Rush had filmed several unsold pilots in the mid 1960s and had done a ton of TV through the years, but in 1980, she landed a regular role on television for the first time since Peyton Place. She played matriarch Eudora Weldon on the prime time soap Flamingo Road. The stars of the show were really Mark Harmon, Morgan Fairchild and Cristina Raines, but the performances of stalwarts like Howard Duff, Kevin McCarthy and Barbara Rush added much to the tawdry goings on. John Beck and Stella Stevens also starred. In the second season, Rush's character grappled with an addiction to painkillers. It only ran less than two seasons, though, before being cancelled. NBC was never able to get a proper foothold in the genre that other networks had excelled with.
Rush's final feature film role came in 1982 with Summer Lovers, a sun and sand-filled story set in Greece with Peter Gallagher and Darryl Hannah taking on a third sexual partner (Valerie Quennessen) while Rush (as Hannah's mother) and pal Carole Cook show up in shock. It was a small role, mostly meant as comic relief, and not a particularly fitting way for her to wind up a thirty-year movie career. In 1984, she appeared in a one-woman show, first in Los Angeles and then on Broadway, called A Woman of Independent Means, a recollection-driven story of a remarkable woman. (This same material, based on a book by Elizabeth Forsythe-Hailey, was also the basis for a 1995 miniseries starring Sally Field.)

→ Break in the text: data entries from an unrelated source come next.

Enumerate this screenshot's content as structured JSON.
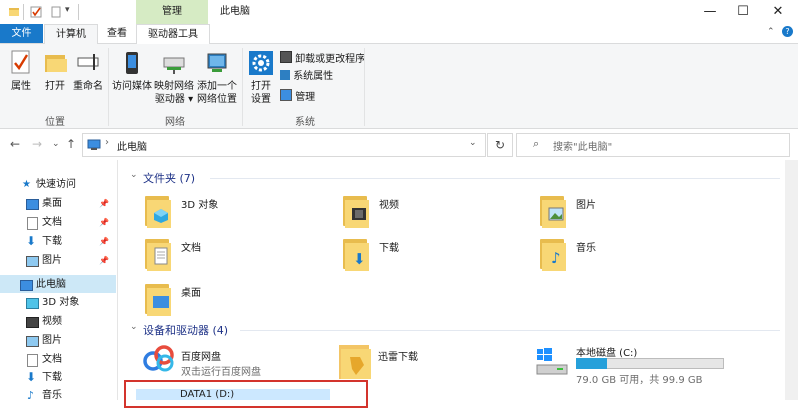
{
  "window": {
    "title": "此电脑",
    "contextual_tab_group": "管理",
    "controls": [
      "—",
      "☐",
      "✕"
    ]
  },
  "ribbon_tabs": [
    "文件",
    "计算机",
    "查看",
    "驱动器工具"
  ],
  "ribbon": {
    "location_group": {
      "label": "位置",
      "buttons": [
        "属性",
        "打开",
        "重命名"
      ]
    },
    "network_group": {
      "label": "网络",
      "buttons": [
        {
          "line1": "访问媒体",
          "line2": ""
        },
        {
          "line1": "映射网络",
          "line2": "驱动器"
        },
        {
          "line1": "添加一个",
          "line2": "网络位置"
        }
      ]
    },
    "system_group": {
      "label": "系统",
      "open_settings": {
        "line1": "打开",
        "line2": "设置"
      },
      "small_items": [
        "卸载或更改程序",
        "系统属性",
        "管理"
      ]
    }
  },
  "address": {
    "path": "此电脑",
    "search_placeholder": "搜索\"此电脑\""
  },
  "nav_pane": {
    "quick_access": "快速访问",
    "quick_items": [
      "桌面",
      "文档",
      "下载",
      "图片"
    ],
    "this_pc": "此电脑",
    "pc_items": [
      "3D 对象",
      "视频",
      "图片",
      "文档",
      "下载",
      "音乐"
    ]
  },
  "folders_section": {
    "header": "文件夹 (7)",
    "items": [
      "3D 对象",
      "视频",
      "图片",
      "文档",
      "下载",
      "音乐",
      "桌面"
    ]
  },
  "devices_section": {
    "header": "设备和驱动器 (4)",
    "baidu": {
      "name": "百度网盘",
      "sub": "双击运行百度网盘"
    },
    "xunlei": {
      "name": "迅雷下载"
    },
    "local_disk": {
      "name": "本地磁盘 (C:)",
      "free_text": "79.0 GB 可用，共 99.9 GB",
      "used_fraction": 0.21
    },
    "data1": {
      "name": "DATA1 (D:)"
    }
  },
  "colors": {
    "accent": "#1979ca",
    "manage_tab": "#d6ebc4",
    "selection": "#cde8f7",
    "capacity_bar": "#26a0da",
    "highlight_box": "#d3342d"
  }
}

Television continued to offer more work and a variety of roles, though, again, it was seemingly impossible for Rush to appear as anything other than graceful and attractive. Then again, this was the '80s and glitz was the order of the day. Grunge wasn't even on the radar. She made the rounds on Fantasy Island, Hotel, Murder, She Wrote and Magnum, P.I. (on one occasion, playing Tom Selleck's aunt.) She also had a brief stint on All My Children as a character called Nola Orsini.
When she worked on the 1998 revival of The Outer Limits, she joined an exclusive club of only five actors (with her being the only female) to have done both the original series and the reincarnation. She played, appropriately, an older woman who is made younger through the use of an age-reducing machine developed by a doctor trying to cure cancer.

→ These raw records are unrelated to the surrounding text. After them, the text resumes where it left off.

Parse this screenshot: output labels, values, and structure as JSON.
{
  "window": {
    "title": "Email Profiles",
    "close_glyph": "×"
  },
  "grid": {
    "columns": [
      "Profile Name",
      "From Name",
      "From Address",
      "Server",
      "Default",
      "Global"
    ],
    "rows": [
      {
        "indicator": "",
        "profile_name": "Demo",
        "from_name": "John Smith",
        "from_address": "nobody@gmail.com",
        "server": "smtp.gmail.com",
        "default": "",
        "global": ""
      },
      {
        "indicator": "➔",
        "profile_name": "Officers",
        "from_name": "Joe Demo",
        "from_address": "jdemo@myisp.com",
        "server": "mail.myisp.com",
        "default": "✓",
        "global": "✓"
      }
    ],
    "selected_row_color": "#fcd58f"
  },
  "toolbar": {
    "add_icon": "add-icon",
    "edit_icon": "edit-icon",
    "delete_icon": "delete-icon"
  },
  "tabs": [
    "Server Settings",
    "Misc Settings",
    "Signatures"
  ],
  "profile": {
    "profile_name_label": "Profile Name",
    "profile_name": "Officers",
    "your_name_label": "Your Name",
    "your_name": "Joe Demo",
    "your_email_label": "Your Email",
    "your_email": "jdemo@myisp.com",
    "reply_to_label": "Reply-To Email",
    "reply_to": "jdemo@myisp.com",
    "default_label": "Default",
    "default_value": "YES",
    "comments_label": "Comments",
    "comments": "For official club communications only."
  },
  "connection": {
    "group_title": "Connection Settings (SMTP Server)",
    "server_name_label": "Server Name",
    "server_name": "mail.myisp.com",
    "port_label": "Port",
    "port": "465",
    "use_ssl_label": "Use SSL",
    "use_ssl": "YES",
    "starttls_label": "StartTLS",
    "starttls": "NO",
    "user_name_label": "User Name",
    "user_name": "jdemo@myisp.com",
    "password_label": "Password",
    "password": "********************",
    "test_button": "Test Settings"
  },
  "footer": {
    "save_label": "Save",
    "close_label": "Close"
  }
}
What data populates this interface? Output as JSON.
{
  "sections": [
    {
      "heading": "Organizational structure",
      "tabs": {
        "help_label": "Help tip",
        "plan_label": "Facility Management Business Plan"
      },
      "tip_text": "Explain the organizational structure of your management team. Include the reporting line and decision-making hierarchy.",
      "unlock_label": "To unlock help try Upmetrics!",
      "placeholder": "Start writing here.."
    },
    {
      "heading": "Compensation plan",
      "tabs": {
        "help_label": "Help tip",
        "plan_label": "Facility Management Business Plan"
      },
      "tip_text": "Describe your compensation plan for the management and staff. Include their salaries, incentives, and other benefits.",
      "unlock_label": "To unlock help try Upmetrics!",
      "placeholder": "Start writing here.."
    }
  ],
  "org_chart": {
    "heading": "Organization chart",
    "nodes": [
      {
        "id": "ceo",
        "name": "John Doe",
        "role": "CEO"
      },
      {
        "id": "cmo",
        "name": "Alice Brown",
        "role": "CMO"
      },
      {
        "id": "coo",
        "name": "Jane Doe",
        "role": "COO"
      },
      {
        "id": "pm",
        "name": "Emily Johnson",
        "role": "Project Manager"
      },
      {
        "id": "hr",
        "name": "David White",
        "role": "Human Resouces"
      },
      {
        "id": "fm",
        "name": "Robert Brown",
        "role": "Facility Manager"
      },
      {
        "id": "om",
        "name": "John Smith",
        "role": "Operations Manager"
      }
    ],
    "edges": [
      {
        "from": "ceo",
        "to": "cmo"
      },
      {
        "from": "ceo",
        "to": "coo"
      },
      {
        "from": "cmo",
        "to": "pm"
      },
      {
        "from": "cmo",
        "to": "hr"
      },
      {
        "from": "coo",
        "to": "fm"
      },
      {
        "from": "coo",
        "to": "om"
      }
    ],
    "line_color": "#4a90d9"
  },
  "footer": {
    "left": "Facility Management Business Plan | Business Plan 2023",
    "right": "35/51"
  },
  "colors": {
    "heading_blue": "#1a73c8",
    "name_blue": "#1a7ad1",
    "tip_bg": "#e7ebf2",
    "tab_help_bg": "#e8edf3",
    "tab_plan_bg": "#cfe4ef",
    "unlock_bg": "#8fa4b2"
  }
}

At age seventy, it seemed there was little room for Barbara Rush on TV anymore, but she wasn't quite finished yet. The family drama 7th Heaven, which starred Stephen Collins and Catherine Hicks (and a gaggle of children) employed her periodically (ten times in all) to portray Collins' mother. During most of her episodes, she was joined by Peter Graves as her husband “The Colonel.” Following her last appearance in 2007, Miss Rush (now eighty) retired from acting, seemingly for good.
That's not to say that she doesn't occasionally get out! Recently, (at age eighty-four) she was a guest at a TCM film festival where she was interviewed by beloved host Robert Osborne. Not surprisingly, she still looks amazing and was dressed immaculately. A gracious, charming star who never landed that one role that would give her iconic fame, she nevertheless added so much to the many film and TV projects she worked on during her nearly sixty-year career.

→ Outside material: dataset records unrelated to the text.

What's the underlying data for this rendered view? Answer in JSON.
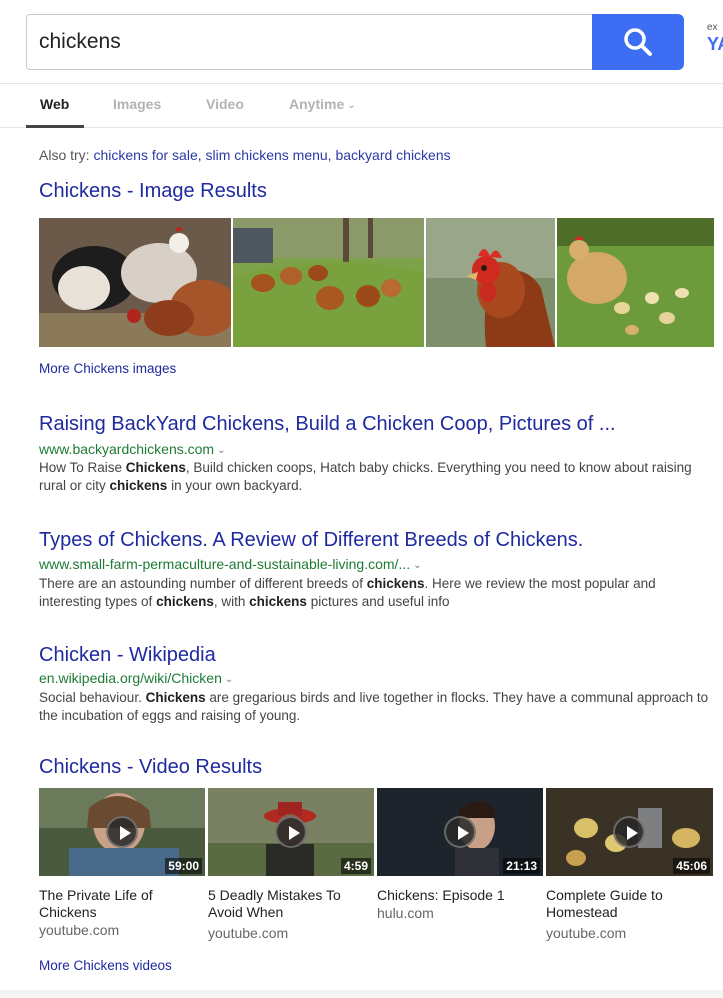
{
  "search": {
    "query": "chickens",
    "brand_small": "ex",
    "brand_big": "YA",
    "accent_color": "#3d6df2"
  },
  "tabs": [
    {
      "label": "Web",
      "active": true
    },
    {
      "label": "Images"
    },
    {
      "label": "Video"
    },
    {
      "label": "Anytime",
      "dropdown": true
    }
  ],
  "also_try": {
    "prefix": "Also try:",
    "links": [
      "chickens for sale,",
      "slim chickens menu,",
      "backyard chickens"
    ]
  },
  "image_results": {
    "title": "Chickens - Image Results",
    "more_link": "More Chickens images",
    "images": [
      "flock-of-chickens-photo",
      "chickens-in-field-photo",
      "hen-closeup-photo",
      "hen-with-chicks-photo"
    ]
  },
  "results": [
    {
      "title": "Raising BackYard Chickens, Build a Chicken Coop, Pictures of ...",
      "url": "www.backyardchickens.com",
      "snippet_html": "How To Raise <b>Chickens</b>, Build chicken coops, Hatch baby chicks. Everything you need to know about raising rural or city <b>chickens</b> in your own backyard."
    },
    {
      "title": "Types of Chickens. A Review of Different Breeds of Chickens.",
      "url": "www.small-farm-permaculture-and-sustainable-living.com/...",
      "snippet_html": "There are an astounding number of different breeds of <b>chickens</b>. Here we review the most popular and interesting types of <b>chickens</b>, with <b>chickens</b> pictures and useful info"
    },
    {
      "title": "Chicken - Wikipedia",
      "url": "en.wikipedia.org/wiki/Chicken",
      "snippet_html": "Social behaviour. <b>Chickens</b> are gregarious birds and live together in flocks. They have a communal approach to the incubation of eggs and raising of young."
    }
  ],
  "video_results": {
    "title": "Chickens - Video Results",
    "more_link": "More Chickens videos",
    "videos": [
      {
        "duration": "59:00",
        "title": "The Private Life of Chickens",
        "source": "youtube.com"
      },
      {
        "duration": "4:59",
        "title": "5 Deadly Mistakes To Avoid When",
        "source": "youtube.com"
      },
      {
        "duration": "21:13",
        "title": "Chickens: Episode 1",
        "source": "hulu.com"
      },
      {
        "duration": "45:06",
        "title": "Complete Guide to Homestead",
        "source": "youtube.com"
      }
    ]
  }
}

Considering, too, that she worked alongside Hudson, Douglas, Sinatra, Martin, Burton, Newman and so many others, along with being married to the tragic Jeffrey Hunter and worth for the great Douglas Sirk, one would have loved to read a book by her, but none has ever come forth. It's not to late, Miss Rush, get a collaborator and start reminiscing!